_Data for this exercise:_
╭──

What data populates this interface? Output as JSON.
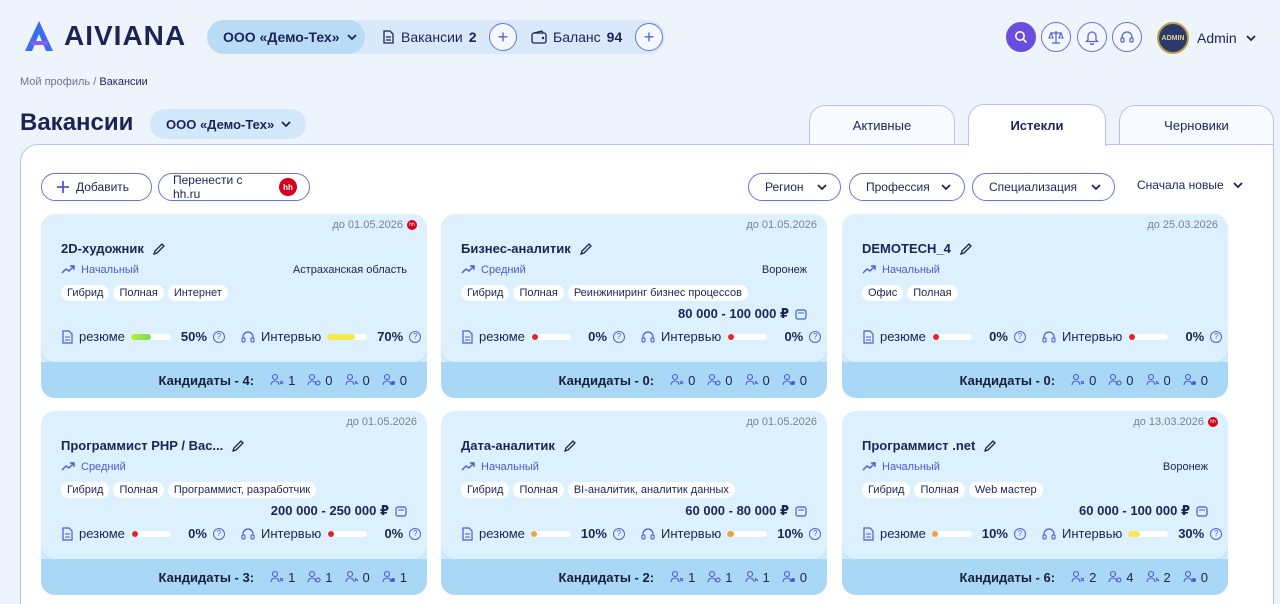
{
  "app": {
    "logo_text": "AIVIANA"
  },
  "topbar": {
    "company": "ООО «Демо-Тех»",
    "vacancies_label": "Вакансии",
    "vacancies_count": "2",
    "balance_label": "Баланс",
    "balance_value": "94",
    "user_name": "Admin",
    "avatar_text": "ADMIN"
  },
  "breadcrumb": {
    "root": "Мой профиль",
    "sep": " / ",
    "current": "Вакансии"
  },
  "page": {
    "title": "Вакансии",
    "company": "ООО «Демо-Тех»"
  },
  "tabs": [
    {
      "label": "Активные"
    },
    {
      "label": "Истекли"
    },
    {
      "label": "Черновики"
    }
  ],
  "toolbar": {
    "add_label": "Добавить",
    "import_label": "Перенести с hh.ru",
    "hh_badge": "hh",
    "filters": [
      "Регион",
      "Профессия",
      "Специализация"
    ],
    "sort_label": "Сначала новые"
  },
  "labels": {
    "resume": "резюме",
    "interview": "Интервью",
    "candidates_prefix": "Кандидаты - "
  },
  "colors": {
    "accent": "#6676d8",
    "brand": "#1c2456",
    "red": "#e8212b",
    "orange": "#f5a033",
    "green": "#7ed957",
    "yellow": "#f4ea4a"
  },
  "cards": [
    {
      "date": "до 01.05.2026",
      "hh": true,
      "title": "2D-художник",
      "level": "Начальный",
      "region": "Астраханская область",
      "tags": [
        "Гибрид",
        "Полная",
        "Интернет"
      ],
      "salary": "",
      "resume_pct": "50%",
      "resume_level": 0.5,
      "resume_color": "green",
      "interview_pct": "70%",
      "interview_level": 0.7,
      "interview_color": "yellow",
      "candidates": "4",
      "stats": [
        "1",
        "0",
        "0",
        "0"
      ]
    },
    {
      "date": "до 01.05.2026",
      "hh": false,
      "title": "Бизнес-аналитик",
      "level": "Средний",
      "region": "Воронеж",
      "tags": [
        "Гибрид",
        "Полная",
        "Реинжиниринг бизнес процессов"
      ],
      "salary": "80 000 - 100 000 ₽",
      "resume_pct": "0%",
      "resume_level": 0,
      "resume_color": "red",
      "interview_pct": "0%",
      "interview_level": 0,
      "interview_color": "red",
      "candidates": "0",
      "stats": [
        "0",
        "0",
        "0",
        "0"
      ]
    },
    {
      "date": "до 25.03.2026",
      "hh": false,
      "title": "DEMOTECH_4",
      "level": "Начальный",
      "region": "",
      "tags": [
        "Офис",
        "Полная"
      ],
      "salary": "",
      "resume_pct": "0%",
      "resume_level": 0,
      "resume_color": "red",
      "interview_pct": "0%",
      "interview_level": 0,
      "interview_color": "red",
      "candidates": "0",
      "stats": [
        "0",
        "0",
        "0",
        "0"
      ]
    },
    {
      "date": "до 01.05.2026",
      "hh": false,
      "title": "Программист PHP / Вас...",
      "level": "Средний",
      "region": "",
      "tags": [
        "Гибрид",
        "Полная",
        "Программист, разработчик"
      ],
      "salary": "200 000 - 250 000 ₽",
      "resume_pct": "0%",
      "resume_level": 0,
      "resume_color": "red",
      "interview_pct": "0%",
      "interview_level": 0,
      "interview_color": "red",
      "candidates": "3",
      "stats": [
        "1",
        "1",
        "0",
        "1"
      ]
    },
    {
      "date": "до 01.05.2026",
      "hh": false,
      "title": "Дата-аналитик",
      "level": "Начальный",
      "region": "",
      "tags": [
        "Гибрид",
        "Полная",
        "BI-аналитик, аналитик данных"
      ],
      "salary": "60 000 - 80 000 ₽",
      "resume_pct": "10%",
      "resume_level": 0.1,
      "resume_color": "orange",
      "interview_pct": "10%",
      "interview_level": 0.1,
      "interview_color": "orange",
      "candidates": "2",
      "stats": [
        "1",
        "1",
        "1",
        "0"
      ]
    },
    {
      "date": "до 13.03.2026",
      "hh": true,
      "title": "Программист .net",
      "level": "Начальный",
      "region": "Воронеж",
      "tags": [
        "Гибрид",
        "Полная",
        "Web мастер"
      ],
      "salary": "60 000 - 100 000 ₽",
      "resume_pct": "10%",
      "resume_level": 0.1,
      "resume_color": "orange",
      "interview_pct": "30%",
      "interview_level": 0.3,
      "interview_color": "yellow",
      "candidates": "6",
      "stats": [
        "2",
        "4",
        "2",
        "0"
      ]
    }
  ]
}
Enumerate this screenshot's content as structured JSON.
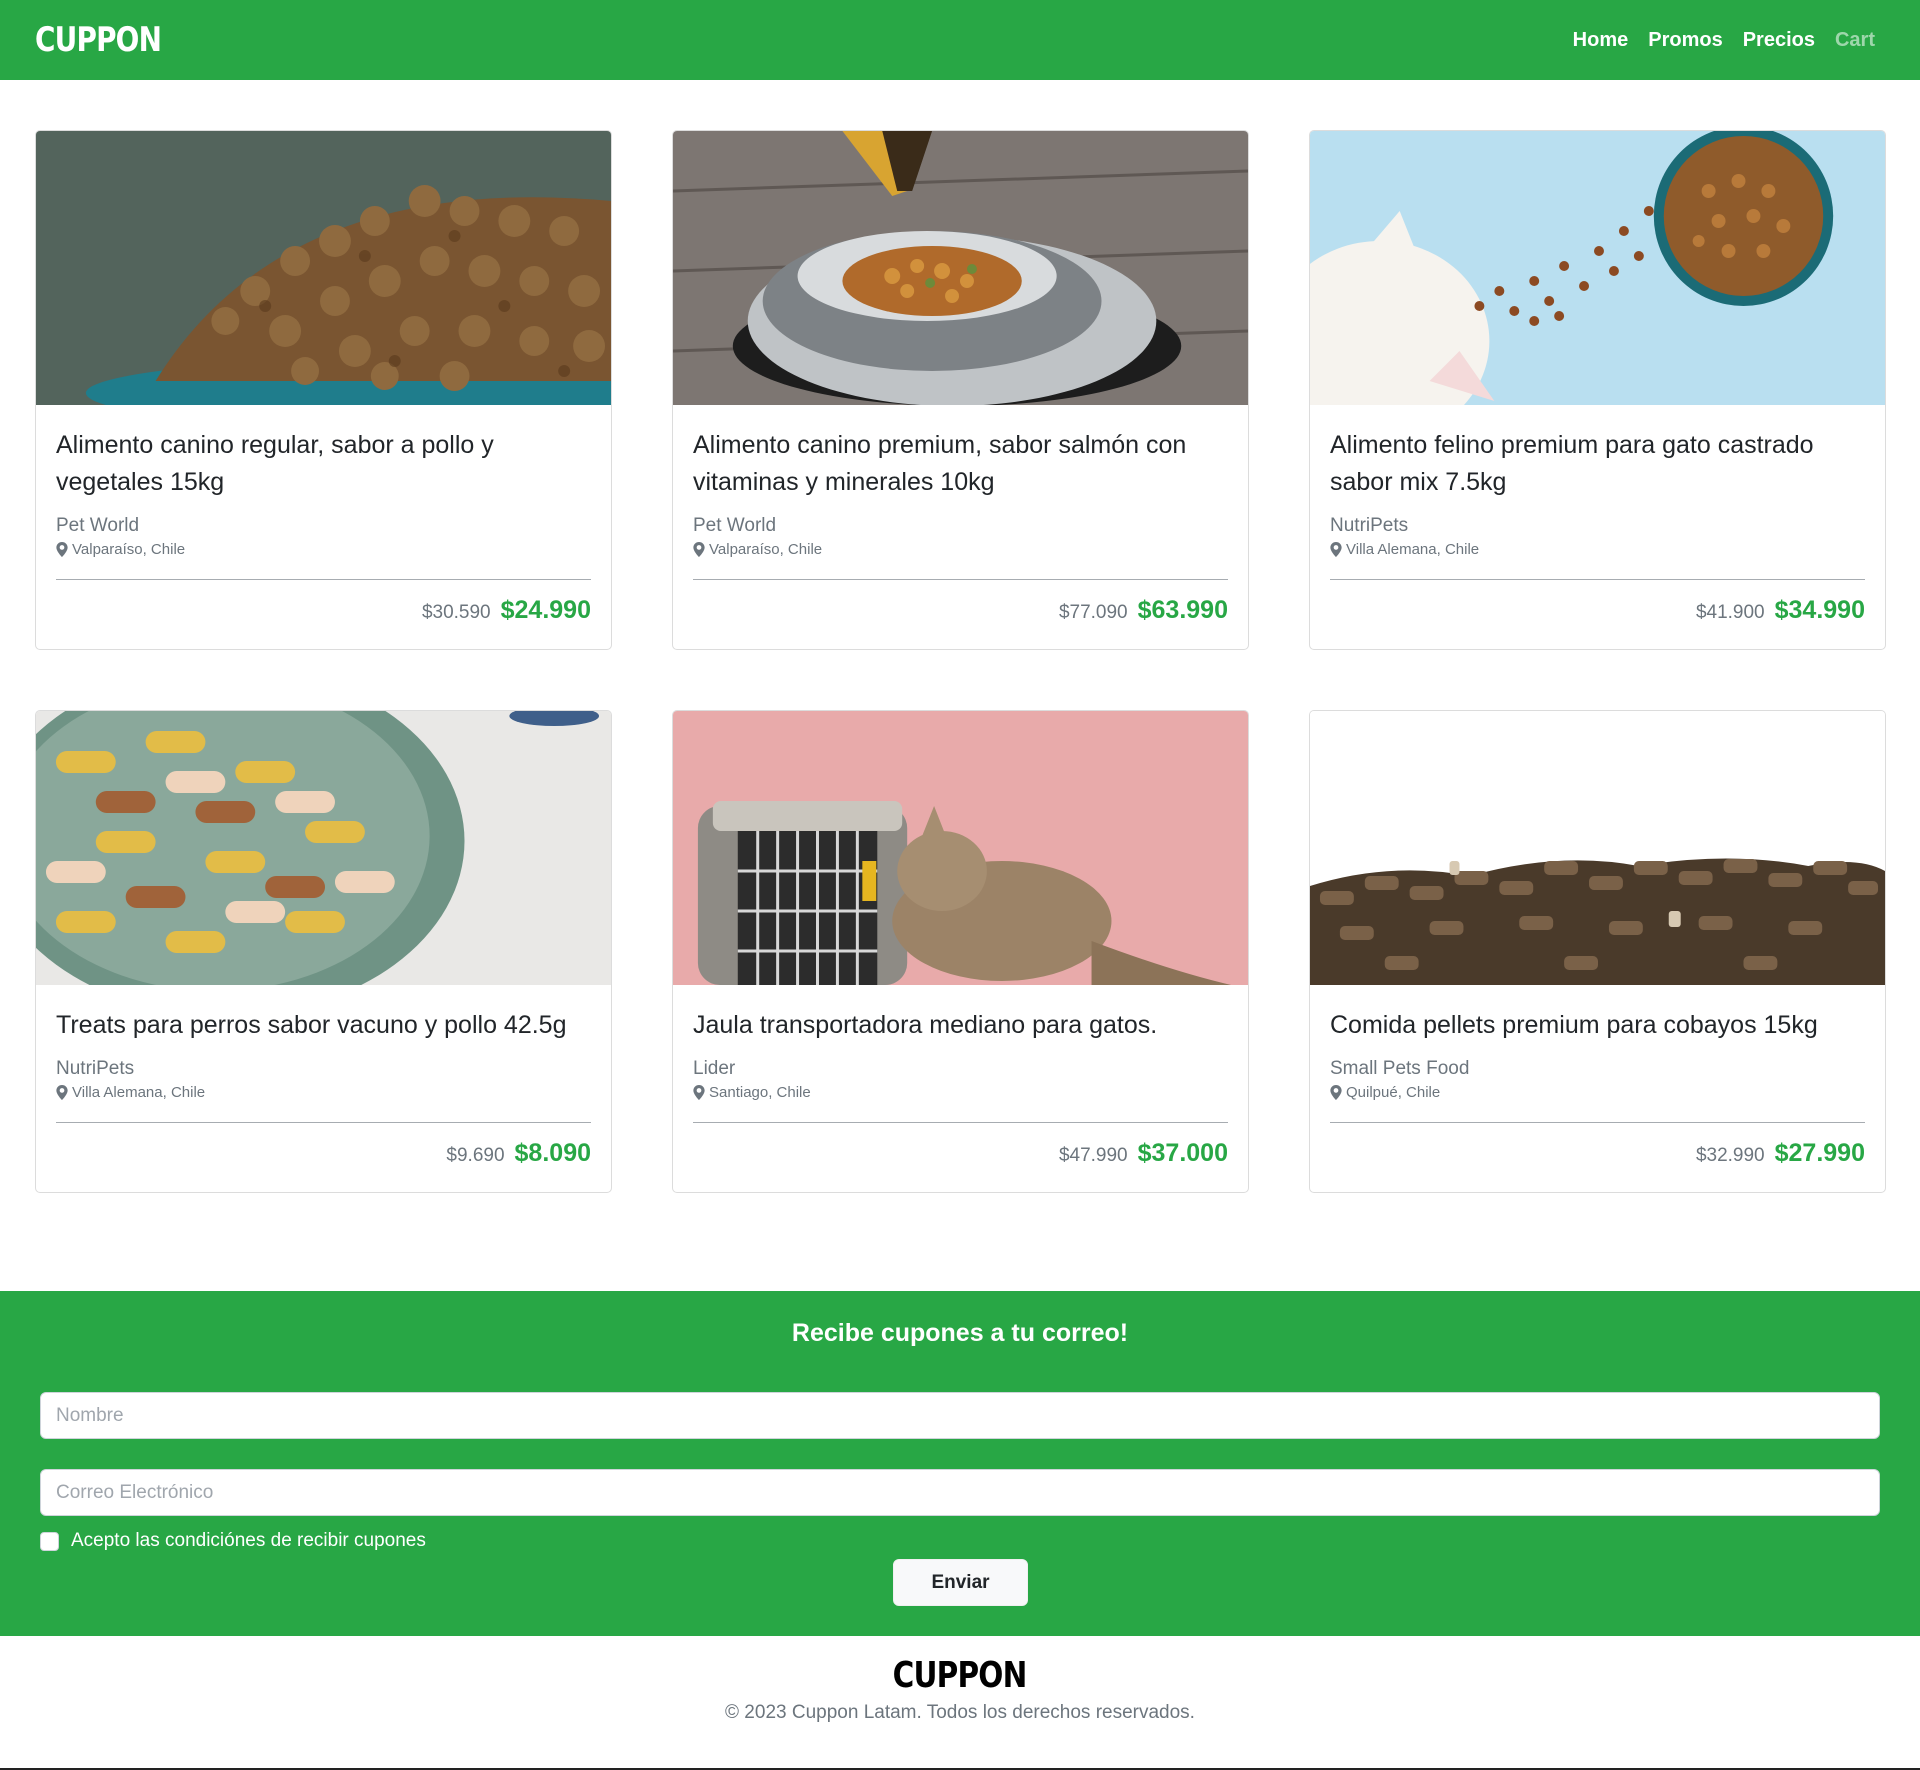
{
  "brand": "CUPPON",
  "nav": {
    "links": [
      "Home",
      "Promos",
      "Precios",
      "Cart"
    ],
    "active_muted": "Cart"
  },
  "colors": {
    "primary_green": "#28a745",
    "text_muted": "#6c757d"
  },
  "products": [
    {
      "title": "Alimento canino regular, sabor a pollo y vegetales 15kg",
      "vendor": "Pet World",
      "location": "Valparaíso, Chile",
      "old_price": "$30.590",
      "price": "$24.990",
      "image": "dog-kibble-bowl"
    },
    {
      "title": "Alimento canino premium, sabor salmón con vitaminas y minerales 10kg",
      "vendor": "Pet World",
      "location": "Valparaíso, Chile",
      "old_price": "$77.090",
      "price": "$63.990",
      "image": "steel-bowl-kibble"
    },
    {
      "title": "Alimento felino premium para gato castrado sabor mix 7.5kg",
      "vendor": "NutriPets",
      "location": "Villa Alemana, Chile",
      "old_price": "$41.900",
      "price": "$34.990",
      "image": "cat-and-bowl"
    },
    {
      "title": "Treats para perros sabor vacuno y pollo 42.5g",
      "vendor": "NutriPets",
      "location": "Villa Alemana, Chile",
      "old_price": "$9.690",
      "price": "$8.090",
      "image": "bone-treats-bowl"
    },
    {
      "title": "Jaula transportadora mediano para gatos.",
      "vendor": "Lider",
      "location": "Santiago, Chile",
      "old_price": "$47.990",
      "price": "$37.000",
      "image": "cat-carrier"
    },
    {
      "title": "Comida pellets premium para cobayos 15kg",
      "vendor": "Small Pets Food",
      "location": "Quilpué, Chile",
      "old_price": "$32.990",
      "price": "$27.990",
      "image": "pellets"
    }
  ],
  "subscribe": {
    "title": "Recibe cupones a tu correo!",
    "name_placeholder": "Nombre",
    "email_placeholder": "Correo Electrónico",
    "checkbox_label": "Acepto las condiciónes de recibir cupones",
    "submit_label": "Enviar"
  },
  "footer": {
    "brand": "CUPPON",
    "copyright": "© 2023 Cuppon Latam. Todos los derechos reservados."
  }
}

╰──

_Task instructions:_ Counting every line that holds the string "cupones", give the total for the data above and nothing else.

_Response for this exercise:_ 2